> **YOUR GOAL**:
How many lines below include the string "screenshot"? State the number alone.
........
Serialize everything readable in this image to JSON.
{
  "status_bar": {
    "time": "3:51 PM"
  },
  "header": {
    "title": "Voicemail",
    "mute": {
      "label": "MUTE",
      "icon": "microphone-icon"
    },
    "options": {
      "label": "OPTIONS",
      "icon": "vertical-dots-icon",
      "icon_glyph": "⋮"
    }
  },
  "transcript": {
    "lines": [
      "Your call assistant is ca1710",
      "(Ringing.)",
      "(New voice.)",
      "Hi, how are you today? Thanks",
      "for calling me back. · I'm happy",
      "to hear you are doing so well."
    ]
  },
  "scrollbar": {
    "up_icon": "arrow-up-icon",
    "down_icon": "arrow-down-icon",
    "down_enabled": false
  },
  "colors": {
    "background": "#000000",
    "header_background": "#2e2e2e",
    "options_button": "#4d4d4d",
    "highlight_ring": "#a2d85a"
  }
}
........
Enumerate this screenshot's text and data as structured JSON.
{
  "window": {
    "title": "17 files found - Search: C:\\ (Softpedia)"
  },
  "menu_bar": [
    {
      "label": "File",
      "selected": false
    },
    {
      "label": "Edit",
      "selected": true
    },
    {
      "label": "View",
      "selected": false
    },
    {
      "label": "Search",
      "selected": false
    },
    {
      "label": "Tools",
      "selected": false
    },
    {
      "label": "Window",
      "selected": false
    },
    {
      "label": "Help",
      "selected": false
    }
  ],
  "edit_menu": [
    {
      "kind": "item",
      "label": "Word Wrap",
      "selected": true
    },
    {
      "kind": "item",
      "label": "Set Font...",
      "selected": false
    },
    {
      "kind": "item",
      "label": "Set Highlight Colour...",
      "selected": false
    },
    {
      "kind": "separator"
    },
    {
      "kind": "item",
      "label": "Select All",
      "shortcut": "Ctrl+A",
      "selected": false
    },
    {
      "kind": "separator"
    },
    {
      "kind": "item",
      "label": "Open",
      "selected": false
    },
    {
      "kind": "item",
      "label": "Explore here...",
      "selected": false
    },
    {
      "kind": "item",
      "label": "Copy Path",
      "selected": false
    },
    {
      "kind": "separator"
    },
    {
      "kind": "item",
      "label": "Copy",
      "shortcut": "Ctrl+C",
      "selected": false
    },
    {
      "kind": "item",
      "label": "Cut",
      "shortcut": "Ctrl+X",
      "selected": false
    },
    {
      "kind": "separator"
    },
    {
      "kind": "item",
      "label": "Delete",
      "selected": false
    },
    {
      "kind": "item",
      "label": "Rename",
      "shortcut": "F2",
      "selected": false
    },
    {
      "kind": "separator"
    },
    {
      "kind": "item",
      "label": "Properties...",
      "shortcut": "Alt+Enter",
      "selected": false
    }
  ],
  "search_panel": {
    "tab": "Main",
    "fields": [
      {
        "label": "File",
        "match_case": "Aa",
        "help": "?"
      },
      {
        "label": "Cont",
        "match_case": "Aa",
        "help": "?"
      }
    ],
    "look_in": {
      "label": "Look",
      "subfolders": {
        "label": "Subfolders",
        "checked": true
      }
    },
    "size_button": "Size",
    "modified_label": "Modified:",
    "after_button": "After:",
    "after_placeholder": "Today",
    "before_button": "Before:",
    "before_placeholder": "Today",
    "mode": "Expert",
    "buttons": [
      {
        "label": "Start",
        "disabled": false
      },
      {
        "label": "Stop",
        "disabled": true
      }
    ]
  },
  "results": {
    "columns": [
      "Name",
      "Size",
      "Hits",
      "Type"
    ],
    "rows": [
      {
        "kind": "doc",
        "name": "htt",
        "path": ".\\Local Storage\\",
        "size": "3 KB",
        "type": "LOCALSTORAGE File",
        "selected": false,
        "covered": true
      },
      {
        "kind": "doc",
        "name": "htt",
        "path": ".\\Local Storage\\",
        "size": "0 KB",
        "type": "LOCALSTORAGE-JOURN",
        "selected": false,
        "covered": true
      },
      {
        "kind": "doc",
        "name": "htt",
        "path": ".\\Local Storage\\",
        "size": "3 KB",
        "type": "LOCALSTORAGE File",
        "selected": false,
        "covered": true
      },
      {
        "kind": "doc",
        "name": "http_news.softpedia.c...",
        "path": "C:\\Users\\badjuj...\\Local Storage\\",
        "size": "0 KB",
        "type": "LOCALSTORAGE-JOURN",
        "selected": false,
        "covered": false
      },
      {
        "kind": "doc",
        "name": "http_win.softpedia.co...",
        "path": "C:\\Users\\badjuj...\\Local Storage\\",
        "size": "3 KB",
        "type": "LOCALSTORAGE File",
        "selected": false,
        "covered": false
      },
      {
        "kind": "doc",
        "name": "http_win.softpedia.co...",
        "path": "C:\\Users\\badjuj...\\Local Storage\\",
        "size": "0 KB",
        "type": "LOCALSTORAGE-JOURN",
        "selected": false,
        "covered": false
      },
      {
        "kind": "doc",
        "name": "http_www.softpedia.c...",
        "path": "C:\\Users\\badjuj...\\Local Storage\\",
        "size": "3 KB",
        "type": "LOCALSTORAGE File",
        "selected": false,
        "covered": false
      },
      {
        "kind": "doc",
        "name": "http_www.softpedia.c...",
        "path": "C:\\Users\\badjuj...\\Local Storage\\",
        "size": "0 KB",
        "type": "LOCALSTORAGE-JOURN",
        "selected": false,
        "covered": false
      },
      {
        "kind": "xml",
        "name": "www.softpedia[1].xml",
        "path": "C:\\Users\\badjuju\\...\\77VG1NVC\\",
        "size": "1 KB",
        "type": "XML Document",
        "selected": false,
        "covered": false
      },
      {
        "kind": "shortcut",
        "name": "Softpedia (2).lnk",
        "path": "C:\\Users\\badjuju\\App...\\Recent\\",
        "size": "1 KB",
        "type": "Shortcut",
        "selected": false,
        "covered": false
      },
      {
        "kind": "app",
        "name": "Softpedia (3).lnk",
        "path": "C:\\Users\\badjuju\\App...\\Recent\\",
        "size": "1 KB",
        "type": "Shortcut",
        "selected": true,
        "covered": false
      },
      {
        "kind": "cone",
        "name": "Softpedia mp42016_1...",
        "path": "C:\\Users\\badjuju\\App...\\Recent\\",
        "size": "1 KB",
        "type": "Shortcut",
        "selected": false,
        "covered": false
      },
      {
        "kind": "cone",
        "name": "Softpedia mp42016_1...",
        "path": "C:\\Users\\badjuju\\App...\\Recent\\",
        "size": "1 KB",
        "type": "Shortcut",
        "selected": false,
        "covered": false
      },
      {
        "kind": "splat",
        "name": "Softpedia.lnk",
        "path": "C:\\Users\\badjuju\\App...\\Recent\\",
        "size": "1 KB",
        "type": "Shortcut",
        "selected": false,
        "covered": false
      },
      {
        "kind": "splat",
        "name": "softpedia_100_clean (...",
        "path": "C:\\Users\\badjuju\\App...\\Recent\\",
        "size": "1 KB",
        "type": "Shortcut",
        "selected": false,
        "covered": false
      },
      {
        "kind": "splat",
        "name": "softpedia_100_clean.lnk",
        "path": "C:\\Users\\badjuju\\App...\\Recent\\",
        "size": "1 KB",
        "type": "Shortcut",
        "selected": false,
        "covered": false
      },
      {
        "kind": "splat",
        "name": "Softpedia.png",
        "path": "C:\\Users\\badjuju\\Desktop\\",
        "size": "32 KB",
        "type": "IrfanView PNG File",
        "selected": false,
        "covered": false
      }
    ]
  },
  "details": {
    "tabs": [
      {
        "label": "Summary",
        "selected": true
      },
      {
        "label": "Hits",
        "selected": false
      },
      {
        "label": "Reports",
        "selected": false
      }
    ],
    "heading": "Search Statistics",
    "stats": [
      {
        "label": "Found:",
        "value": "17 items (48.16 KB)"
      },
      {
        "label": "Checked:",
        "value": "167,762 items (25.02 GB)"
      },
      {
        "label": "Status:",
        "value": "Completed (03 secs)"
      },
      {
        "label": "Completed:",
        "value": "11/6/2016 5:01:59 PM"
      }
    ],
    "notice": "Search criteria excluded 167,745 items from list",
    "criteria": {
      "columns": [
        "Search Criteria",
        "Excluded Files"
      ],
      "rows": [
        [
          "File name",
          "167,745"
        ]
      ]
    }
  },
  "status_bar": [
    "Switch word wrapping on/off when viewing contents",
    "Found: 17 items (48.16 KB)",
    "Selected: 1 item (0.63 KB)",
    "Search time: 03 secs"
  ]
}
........
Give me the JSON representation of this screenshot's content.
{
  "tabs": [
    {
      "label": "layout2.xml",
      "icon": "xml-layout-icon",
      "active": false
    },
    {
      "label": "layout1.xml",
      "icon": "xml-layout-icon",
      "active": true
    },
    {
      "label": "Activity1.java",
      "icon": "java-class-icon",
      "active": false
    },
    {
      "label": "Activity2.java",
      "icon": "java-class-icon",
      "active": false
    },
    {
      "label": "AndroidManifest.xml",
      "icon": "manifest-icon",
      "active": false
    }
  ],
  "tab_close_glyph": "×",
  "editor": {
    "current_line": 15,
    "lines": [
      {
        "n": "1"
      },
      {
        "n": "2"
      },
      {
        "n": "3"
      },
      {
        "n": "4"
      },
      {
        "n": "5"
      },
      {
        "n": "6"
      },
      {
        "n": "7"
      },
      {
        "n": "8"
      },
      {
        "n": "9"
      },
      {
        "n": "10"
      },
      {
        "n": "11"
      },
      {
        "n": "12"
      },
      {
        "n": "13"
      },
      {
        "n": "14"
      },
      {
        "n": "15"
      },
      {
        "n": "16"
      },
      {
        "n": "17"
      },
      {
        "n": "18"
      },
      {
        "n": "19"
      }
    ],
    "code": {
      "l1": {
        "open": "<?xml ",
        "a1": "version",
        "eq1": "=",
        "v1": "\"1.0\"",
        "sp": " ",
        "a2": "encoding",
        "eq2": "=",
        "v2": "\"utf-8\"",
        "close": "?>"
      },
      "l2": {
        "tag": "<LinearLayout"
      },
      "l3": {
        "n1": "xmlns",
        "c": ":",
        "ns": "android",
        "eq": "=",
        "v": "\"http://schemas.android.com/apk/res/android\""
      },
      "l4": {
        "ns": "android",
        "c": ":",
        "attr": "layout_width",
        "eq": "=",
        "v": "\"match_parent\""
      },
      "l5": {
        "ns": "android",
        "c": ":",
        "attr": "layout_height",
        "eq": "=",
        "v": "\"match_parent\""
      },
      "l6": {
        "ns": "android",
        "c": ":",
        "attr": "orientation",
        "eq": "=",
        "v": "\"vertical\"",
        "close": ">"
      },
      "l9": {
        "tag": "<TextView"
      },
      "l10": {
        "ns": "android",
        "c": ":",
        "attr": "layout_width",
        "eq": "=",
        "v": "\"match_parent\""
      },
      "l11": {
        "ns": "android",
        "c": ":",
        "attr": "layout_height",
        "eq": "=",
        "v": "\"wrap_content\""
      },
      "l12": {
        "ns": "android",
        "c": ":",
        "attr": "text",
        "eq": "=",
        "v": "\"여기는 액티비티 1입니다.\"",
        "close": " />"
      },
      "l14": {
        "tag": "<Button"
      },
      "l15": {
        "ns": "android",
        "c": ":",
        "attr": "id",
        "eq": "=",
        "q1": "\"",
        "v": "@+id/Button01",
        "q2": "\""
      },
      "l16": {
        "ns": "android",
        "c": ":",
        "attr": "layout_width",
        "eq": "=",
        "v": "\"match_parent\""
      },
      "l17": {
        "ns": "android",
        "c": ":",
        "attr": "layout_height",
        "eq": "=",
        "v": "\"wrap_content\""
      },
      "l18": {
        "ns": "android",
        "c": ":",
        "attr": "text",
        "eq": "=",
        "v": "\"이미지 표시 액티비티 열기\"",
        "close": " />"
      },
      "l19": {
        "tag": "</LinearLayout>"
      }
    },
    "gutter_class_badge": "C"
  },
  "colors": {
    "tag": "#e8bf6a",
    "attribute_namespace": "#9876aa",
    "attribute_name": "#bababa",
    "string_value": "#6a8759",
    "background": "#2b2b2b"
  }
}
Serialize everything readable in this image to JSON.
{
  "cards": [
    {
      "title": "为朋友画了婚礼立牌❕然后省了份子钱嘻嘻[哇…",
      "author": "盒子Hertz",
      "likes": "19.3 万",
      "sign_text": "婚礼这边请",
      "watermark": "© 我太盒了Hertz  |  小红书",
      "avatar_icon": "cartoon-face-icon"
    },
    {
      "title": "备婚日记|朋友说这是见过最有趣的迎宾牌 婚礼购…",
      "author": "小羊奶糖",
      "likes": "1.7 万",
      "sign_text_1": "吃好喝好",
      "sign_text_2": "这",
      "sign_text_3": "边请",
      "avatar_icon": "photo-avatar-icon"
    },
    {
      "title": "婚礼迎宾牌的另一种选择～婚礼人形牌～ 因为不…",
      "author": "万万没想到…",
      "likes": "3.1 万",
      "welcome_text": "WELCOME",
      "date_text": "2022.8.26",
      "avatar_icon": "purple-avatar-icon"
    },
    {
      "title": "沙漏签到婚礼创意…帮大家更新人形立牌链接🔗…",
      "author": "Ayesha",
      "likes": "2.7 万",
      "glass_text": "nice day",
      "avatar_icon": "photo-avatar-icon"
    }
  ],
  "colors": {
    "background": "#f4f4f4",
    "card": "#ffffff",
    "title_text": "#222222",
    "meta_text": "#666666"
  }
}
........
> **TASK RESPONSE**:
2